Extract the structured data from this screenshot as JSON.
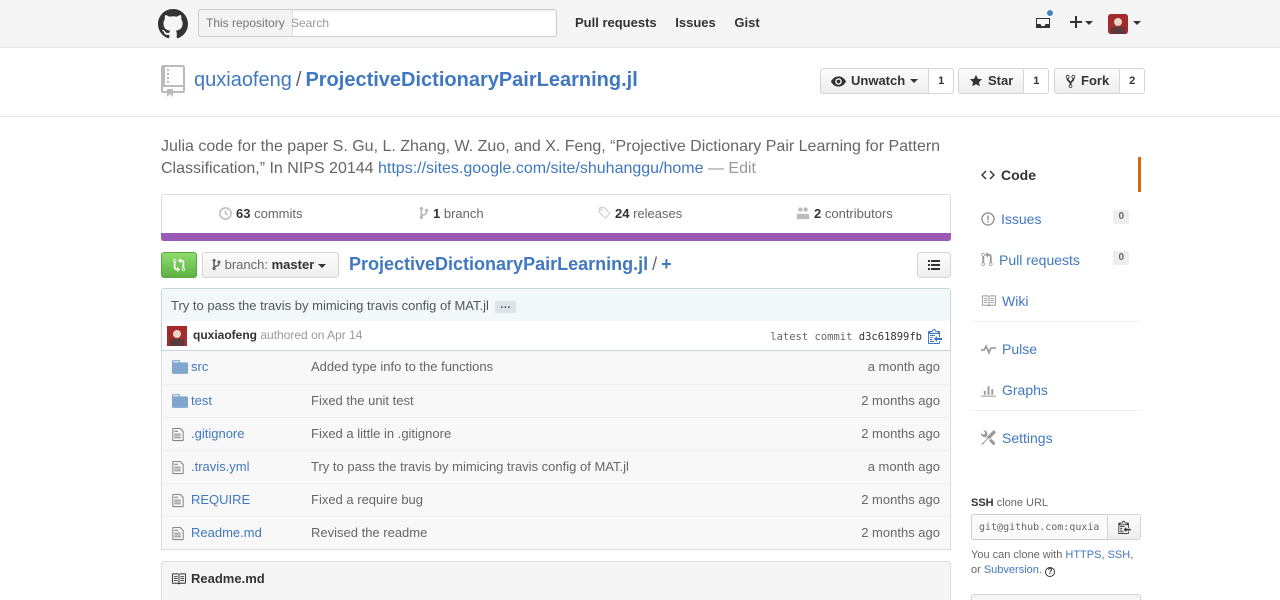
{
  "header": {
    "search_scope": "This repository",
    "search_placeholder": "Search",
    "nav": [
      "Pull requests",
      "Issues",
      "Gist"
    ]
  },
  "repo": {
    "owner": "quxiaofeng",
    "separator": "/",
    "name": "ProjectiveDictionaryPairLearning.jl",
    "watch_label": "Unwatch",
    "watch_count": "1",
    "star_label": "Star",
    "star_count": "1",
    "fork_label": "Fork",
    "fork_count": "2"
  },
  "description": {
    "text": "Julia code for the paper S. Gu, L. Zhang, W. Zuo, and X. Feng, “Projective Dictionary Pair Learning for Pattern Classification,” In NIPS 20144",
    "url": "https://sites.google.com/site/shuhanggu/home",
    "edit": "— Edit"
  },
  "summary": {
    "commits_count": "63",
    "commits_label": "commits",
    "branches_count": "1",
    "branches_label": "branch",
    "releases_count": "24",
    "releases_label": "releases",
    "contributors_count": "2",
    "contributors_label": "contributors",
    "language_color": "#9b59b6"
  },
  "file_nav": {
    "branch_prefix": "branch:",
    "branch_name": "master",
    "breadcrumb_repo": "ProjectiveDictionaryPairLearning.jl",
    "breadcrumb_sep": "/",
    "breadcrumb_add": "+"
  },
  "commit": {
    "message": "Try to pass the travis by mimicing travis config of MAT.jl",
    "ellipsis": "…",
    "author": "quxiaofeng",
    "authored": "authored on Apr 14",
    "latest_label": "latest commit",
    "sha": "d3c61899fb"
  },
  "files": [
    {
      "type": "dir",
      "name": "src",
      "message": "Added type info to the functions",
      "age": "a month ago"
    },
    {
      "type": "dir",
      "name": "test",
      "message": "Fixed the unit test",
      "age": "2 months ago"
    },
    {
      "type": "file",
      "name": ".gitignore",
      "message": "Fixed a little in .gitignore",
      "age": "2 months ago"
    },
    {
      "type": "file",
      "name": ".travis.yml",
      "message": "Try to pass the travis by mimicing travis config of MAT.jl",
      "age": "a month ago"
    },
    {
      "type": "file",
      "name": "REQUIRE",
      "message": "Fixed a require bug",
      "age": "2 months ago"
    },
    {
      "type": "file",
      "name": "Readme.md",
      "message": "Revised the readme",
      "age": "2 months ago"
    }
  ],
  "readme": {
    "title": "Readme.md"
  },
  "sidebar": {
    "items": [
      {
        "label": "Code",
        "icon": "code-icon"
      },
      {
        "label": "Issues",
        "count": "0",
        "icon": "issue-icon"
      },
      {
        "label": "Pull requests",
        "count": "0",
        "icon": "pull-request-icon"
      },
      {
        "label": "Wiki",
        "icon": "book-icon"
      },
      {
        "label": "Pulse",
        "icon": "pulse-icon"
      },
      {
        "label": "Graphs",
        "icon": "graph-icon"
      },
      {
        "label": "Settings",
        "icon": "tools-icon"
      }
    ],
    "clone_protocol": "SSH",
    "clone_label": "clone URL",
    "clone_url": "git@github.com:quxiaofeng/ProjectiveDictionaryPairLearning.jl.git",
    "clone_help_prefix": "You can clone with",
    "clone_https": "HTTPS",
    "clone_ssh": "SSH",
    "clone_or": "or",
    "clone_svn": "Subversion",
    "clone_help_suffix": "."
  }
}
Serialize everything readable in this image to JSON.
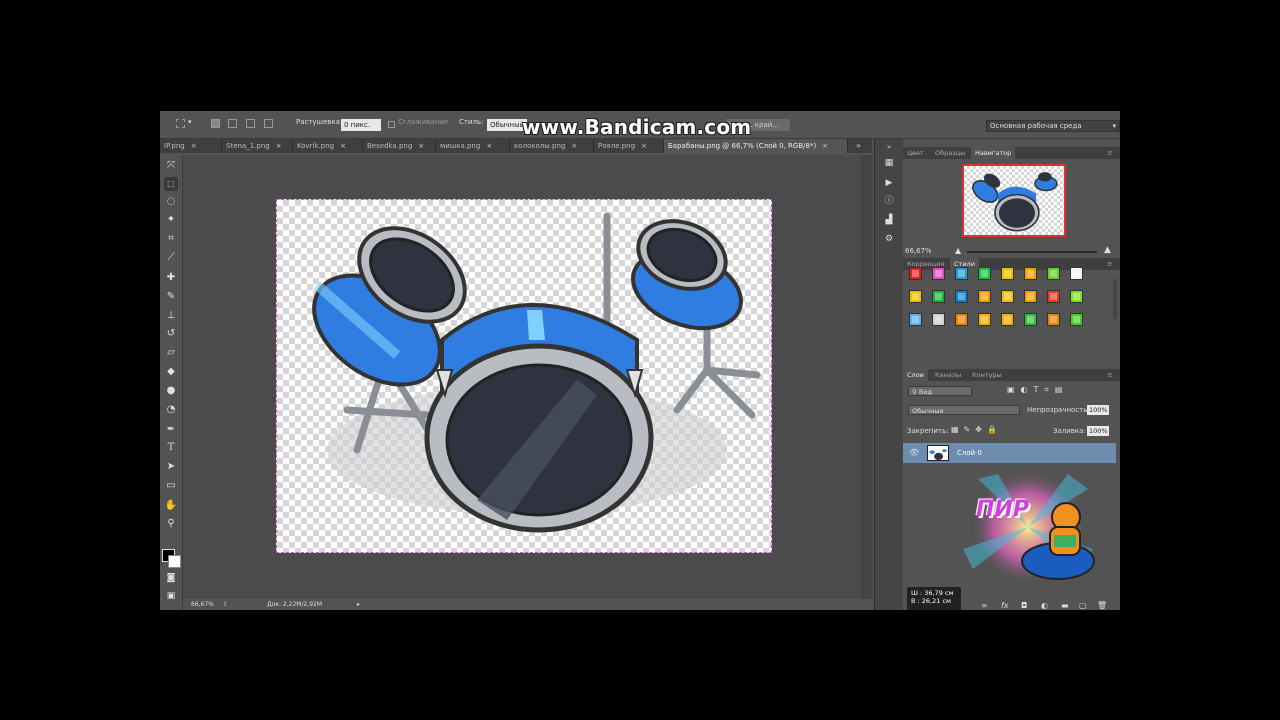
{
  "options_bar": {
    "feather_label": "Растушевка:",
    "feather_value": "0 пикс.",
    "antialias_label": "Сглаживание",
    "style_label": "Стиль:",
    "style_value": "Обычный",
    "refine_label": "Уточн. край...",
    "workspace": "Основная рабочая среда"
  },
  "watermark": "www.Bandicam.com",
  "tabs": [
    {
      "label": "IP.png",
      "active": false
    },
    {
      "label": "Stena_1.png",
      "active": false
    },
    {
      "label": "Kovrik.png",
      "active": false
    },
    {
      "label": "Besedka.png",
      "active": false
    },
    {
      "label": "мишка.png",
      "active": false
    },
    {
      "label": "колоколы.png",
      "active": false
    },
    {
      "label": "Рояле.png",
      "active": false
    },
    {
      "label": "Барабаны.png @ 66,7% (Слой 0, RGB/8*)",
      "active": true
    }
  ],
  "tab_close": "×",
  "status": {
    "zoom": "66,67%",
    "doc": "Док: 2,22M/2,92M"
  },
  "navigator_panel": {
    "tabs": [
      "Цвет",
      "Образцы",
      "Навигатор"
    ],
    "active_tab": "Навигатор",
    "zoom": "66,67%"
  },
  "styles_panel": {
    "tabs": [
      "Коррекция",
      "Стили"
    ],
    "active_tab": "Стили",
    "swatch_colors": [
      [
        "#e02020",
        "#e050c0",
        "#20a0d0",
        "#20c040",
        "#f0c000",
        "#f0a000",
        "#60d020",
        "#f4f4f4"
      ],
      [
        "#f0c000",
        "#20b040",
        "#1080d0",
        "#f0a000",
        "#f0c010",
        "#f0a000",
        "#e04020",
        "#80e020"
      ],
      [
        "#60b0f0",
        "#d0d0d0",
        "#f08000",
        "#f0b000",
        "#f0b000",
        "#30c040",
        "#f08000",
        "#40d020"
      ]
    ]
  },
  "layers_panel": {
    "tabs": [
      "Слои",
      "Каналы",
      "Контуры"
    ],
    "active_tab": "Слои",
    "filter_label": "Вид",
    "blend_mode": "Обычные",
    "opacity_label": "Непрозрачность:",
    "opacity_value": "100%",
    "lock_label": "Закрепить:",
    "fill_label": "Заливка:",
    "fill_value": "100%",
    "layers": [
      {
        "name": "Слой 0",
        "visible": true,
        "selected": true
      }
    ],
    "sticker_text": "ПИР"
  },
  "info_popup": {
    "width": "Ш :  36,79 см",
    "height": "В :  26,21 см"
  },
  "colors": {
    "app_bg": "#535353",
    "selection": "#d14fd1",
    "drum_blue": "#2f7de0",
    "drum_dark": "#2f3340"
  }
}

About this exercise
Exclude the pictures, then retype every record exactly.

The answer
Extract the structured data from this screenshot as JSON.
{
  "header": {
    "search_scope": "This repository",
    "search_placeholder": "Search",
    "nav": [
      "Pull requests",
      "Issues",
      "Gist"
    ]
  },
  "repo": {
    "owner": "quxiaofeng",
    "separator": "/",
    "name": "ProjectiveDictionaryPairLearning.jl",
    "watch_label": "Unwatch",
    "watch_count": "1",
    "star_label": "Star",
    "star_count": "1",
    "fork_label": "Fork",
    "fork_count": "2"
  },
  "description": {
    "text": "Julia code for the paper S. Gu, L. Zhang, W. Zuo, and X. Feng, “Projective Dictionary Pair Learning for Pattern Classification,” In NIPS 20144",
    "url": "https://sites.google.com/site/shuhanggu/home",
    "edit": "— Edit"
  },
  "summary": {
    "commits_count": "63",
    "commits_label": "commits",
    "branches_count": "1",
    "branches_label": "branch",
    "releases_count": "24",
    "releases_label": "releases",
    "contributors_count": "2",
    "contributors_label": "contributors",
    "language_color": "#9b59b6"
  },
  "file_nav": {
    "branch_prefix": "branch:",
    "branch_name": "master",
    "breadcrumb_repo": "ProjectiveDictionaryPairLearning.jl",
    "breadcrumb_sep": "/",
    "breadcrumb_add": "+"
  },
  "commit": {
    "message": "Try to pass the travis by mimicing travis config of MAT.jl",
    "ellipsis": "…",
    "author": "quxiaofeng",
    "authored": "authored on Apr 14",
    "latest_label": "latest commit",
    "sha": "d3c61899fb"
  },
  "files": [
    {
      "type": "dir",
      "name": "src",
      "message": "Added type info to the functions",
      "age": "a month ago"
    },
    {
      "type": "dir",
      "name": "test",
      "message": "Fixed the unit test",
      "age": "2 months ago"
    },
    {
      "type": "file",
      "name": ".gitignore",
      "message": "Fixed a little in .gitignore",
      "age": "2 months ago"
    },
    {
      "type": "file",
      "name": ".travis.yml",
      "message": "Try to pass the travis by mimicing travis config of MAT.jl",
      "age": "a month ago"
    },
    {
      "type": "file",
      "name": "REQUIRE",
      "message": "Fixed a require bug",
      "age": "2 months ago"
    },
    {
      "type": "file",
      "name": "Readme.md",
      "message": "Revised the readme",
      "age": "2 months ago"
    }
  ],
  "readme": {
    "title": "Readme.md"
  },
  "sidebar": {
    "items": [
      {
        "label": "Code",
        "icon": "code-icon"
      },
      {
        "label": "Issues",
        "count": "0",
        "icon": "issue-icon"
      },
      {
        "label": "Pull requests",
        "count": "0",
        "icon": "pull-request-icon"
      },
      {
        "label": "Wiki",
        "icon": "book-icon"
      },
      {
        "label": "Pulse",
        "icon": "pulse-icon"
      },
      {
        "label": "Graphs",
        "icon": "graph-icon"
      },
      {
        "label": "Settings",
        "icon": "tools-icon"
      }
    ],
    "clone_protocol": "SSH",
    "clone_label": "clone URL",
    "clone_url": "git@github.com:quxiaofeng/ProjectiveDictionaryPairLearning.jl.git",
    "clone_help_prefix": "You can clone with",
    "clone_https": "HTTPS",
    "clone_ssh": "SSH",
    "clone_or": "or",
    "clone_svn": "Subversion",
    "clone_help_suffix": "."
  }
}
Serialize everything readable in this image to JSON.
{
  "options_bar": {
    "feather_label": "Растушевка:",
    "feather_value": "0 пикс.",
    "antialias_label": "Сглаживание",
    "style_label": "Стиль:",
    "style_value": "Обычный",
    "refine_label": "Уточн. край...",
    "workspace": "Основная рабочая среда"
  },
  "watermark": "www.Bandicam.com",
  "tabs": [
    {
      "label": "IP.png",
      "active": false
    },
    {
      "label": "Stena_1.png",
      "active": false
    },
    {
      "label": "Kovrik.png",
      "active": false
    },
    {
      "label": "Besedka.png",
      "active": false
    },
    {
      "label": "мишка.png",
      "active": false
    },
    {
      "label": "колоколы.png",
      "active": false
    },
    {
      "label": "Рояле.png",
      "active": false
    },
    {
      "label": "Барабаны.png @ 66,7% (Слой 0, RGB/8*)",
      "active": true
    }
  ],
  "tab_close": "×",
  "status": {
    "zoom": "66,67%",
    "doc": "Док: 2,22M/2,92M"
  },
  "navigator_panel": {
    "tabs": [
      "Цвет",
      "Образцы",
      "Навигатор"
    ],
    "active_tab": "Навигатор",
    "zoom": "66,67%"
  },
  "styles_panel": {
    "tabs": [
      "Коррекция",
      "Стили"
    ],
    "active_tab": "Стили",
    "swatch_colors": [
      [
        "#e02020",
        "#e050c0",
        "#20a0d0",
        "#20c040",
        "#f0c000",
        "#f0a000",
        "#60d020",
        "#f4f4f4"
      ],
      [
        "#f0c000",
        "#20b040",
        "#1080d0",
        "#f0a000",
        "#f0c010",
        "#f0a000",
        "#e04020",
        "#80e020"
      ],
      [
        "#60b0f0",
        "#d0d0d0",
        "#f08000",
        "#f0b000",
        "#f0b000",
        "#30c040",
        "#f08000",
        "#40d020"
      ]
    ]
  },
  "layers_panel": {
    "tabs": [
      "Слои",
      "Каналы",
      "Контуры"
    ],
    "active_tab": "Слои",
    "filter_label": "Вид",
    "blend_mode": "Обычные",
    "opacity_label": "Непрозрачность:",
    "opacity_value": "100%",
    "lock_label": "Закрепить:",
    "fill_label": "Заливка:",
    "fill_value": "100%",
    "layers": [
      {
        "name": "Слой 0",
        "visible": true,
        "selected": true
      }
    ],
    "sticker_text": "ПИР"
  },
  "info_popup": {
    "width": "Ш :  36,79 см",
    "height": "В :  26,21 см"
  },
  "colors": {
    "app_bg": "#535353",
    "selection": "#d14fd1",
    "drum_blue": "#2f7de0",
    "drum_dark": "#2f3340"
  }
}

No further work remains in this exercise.